Problem to solve:
Using the listing below, extract each line that has the word "comme" in it.

╔══

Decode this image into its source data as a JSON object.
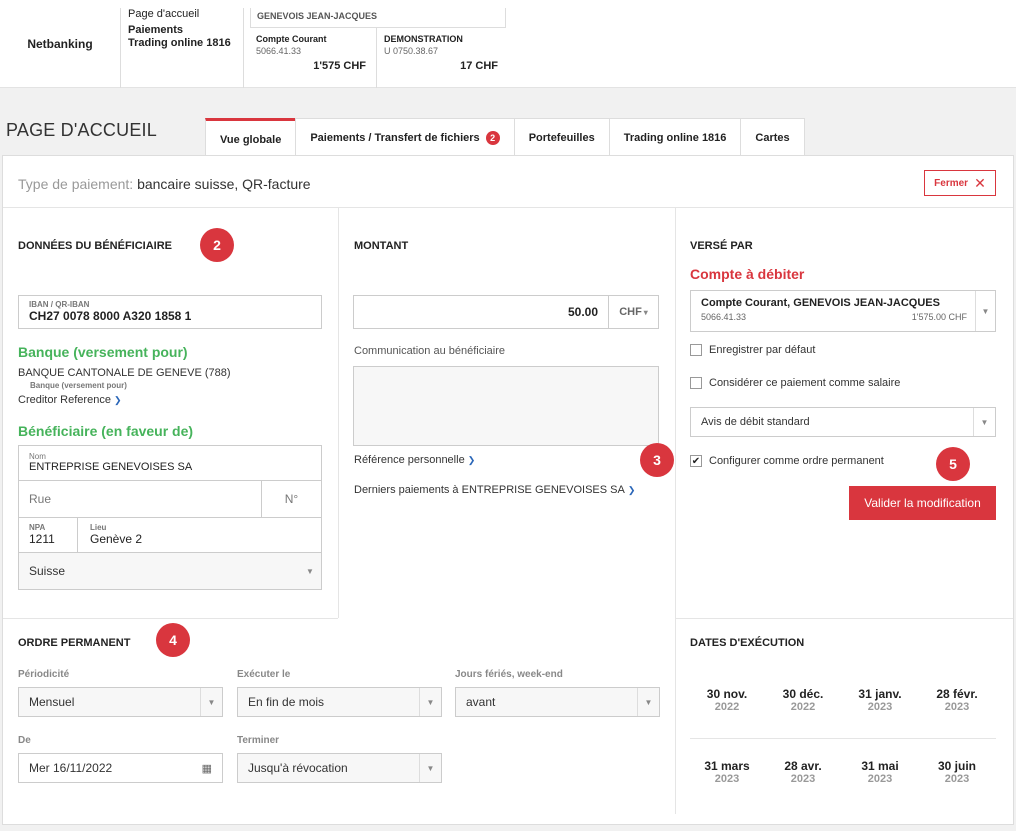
{
  "header": {
    "brand": "Netbanking",
    "nav": {
      "home": "Page d'accueil",
      "payments": "Paiements",
      "trading": "Trading online 1816"
    },
    "owner": "GENEVOIS JEAN-JACQUES",
    "accounts": [
      {
        "name": "Compte Courant",
        "number": "5066.41.33",
        "balance": "1'575 CHF"
      },
      {
        "name": "DEMONSTRATION",
        "number": "U 0750.38.67",
        "balance": "17 CHF"
      }
    ]
  },
  "page": {
    "title": "PAGE D'ACCUEIL"
  },
  "tabs": [
    {
      "label": "Vue globale"
    },
    {
      "label": "Paiements / Transfert de fichiers",
      "badge": "2"
    },
    {
      "label": "Portefeuilles"
    },
    {
      "label": "Trading online 1816"
    },
    {
      "label": "Cartes"
    }
  ],
  "payment": {
    "type_label": "Type de paiement:",
    "type_value": "bancaire suisse, QR-facture",
    "close_label": "Fermer"
  },
  "beneficiary": {
    "section": "DONNÉES DU BÉNÉFICIAIRE",
    "iban_label": "IBAN / QR-IBAN",
    "iban": "CH27 0078 8000 A320 1858 1",
    "bank_title": "Banque (versement pour)",
    "bank_name": "BANQUE CANTONALE DE GENEVE (788)",
    "bank_sub": "Banque (versement pour)",
    "creditor_ref": "Creditor Reference",
    "benef_title": "Bénéficiaire (en faveur de)",
    "name_label": "Nom",
    "name": "ENTREPRISE GENEVOISES SA",
    "street_ph": "Rue",
    "number_ph": "N°",
    "npa_label": "NPA",
    "npa": "1211",
    "city_label": "Lieu",
    "city": "Genève 2",
    "country": "Suisse"
  },
  "amount": {
    "section": "MONTANT",
    "value": "50.00",
    "currency": "CHF",
    "communication_label": "Communication au bénéficiaire",
    "personal_ref": "Référence personnelle",
    "last_payments": "Derniers paiements à ENTREPRISE GENEVOISES SA"
  },
  "paid_by": {
    "section": "VERSÉ PAR",
    "debit_title": "Compte à débiter",
    "account_name": "Compte Courant, GENEVOIS JEAN-JACQUES",
    "account_number": "5066.41.33",
    "account_balance": "1'575.00 CHF",
    "save_default": "Enregistrer par défaut",
    "salary": "Considérer ce paiement comme salaire",
    "debit_notice": "Avis de débit standard",
    "standing_order": "Configurer comme ordre permanent",
    "standing_checked": true,
    "validate": "Valider la modification"
  },
  "markers": {
    "m2": "2",
    "m3": "3",
    "m4": "4",
    "m5": "5"
  },
  "standing_order": {
    "section": "ORDRE PERMANENT",
    "period_label": "Périodicité",
    "period": "Mensuel",
    "execute_label": "Exécuter le",
    "execute": "En fin de mois",
    "holidays_label": "Jours fériés, week-end",
    "holidays": "avant",
    "from_label": "De",
    "from": "Mer  16/11/2022",
    "end_label": "Terminer",
    "end": "Jusqu'à révocation"
  },
  "execution_dates": {
    "section": "DATES D'EXÉCUTION",
    "dates": [
      {
        "d": "30 nov.",
        "y": "2022"
      },
      {
        "d": "30 déc.",
        "y": "2022"
      },
      {
        "d": "31 janv.",
        "y": "2023"
      },
      {
        "d": "28 févr.",
        "y": "2023"
      },
      {
        "d": "31 mars",
        "y": "2023"
      },
      {
        "d": "28 avr.",
        "y": "2023"
      },
      {
        "d": "31 mai",
        "y": "2023"
      },
      {
        "d": "30 juin",
        "y": "2023"
      }
    ]
  }
}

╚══

Expected answer:
    "salary": "Considérer ce paiement comme salaire",
    "standing_order": "Configurer comme ordre permanent",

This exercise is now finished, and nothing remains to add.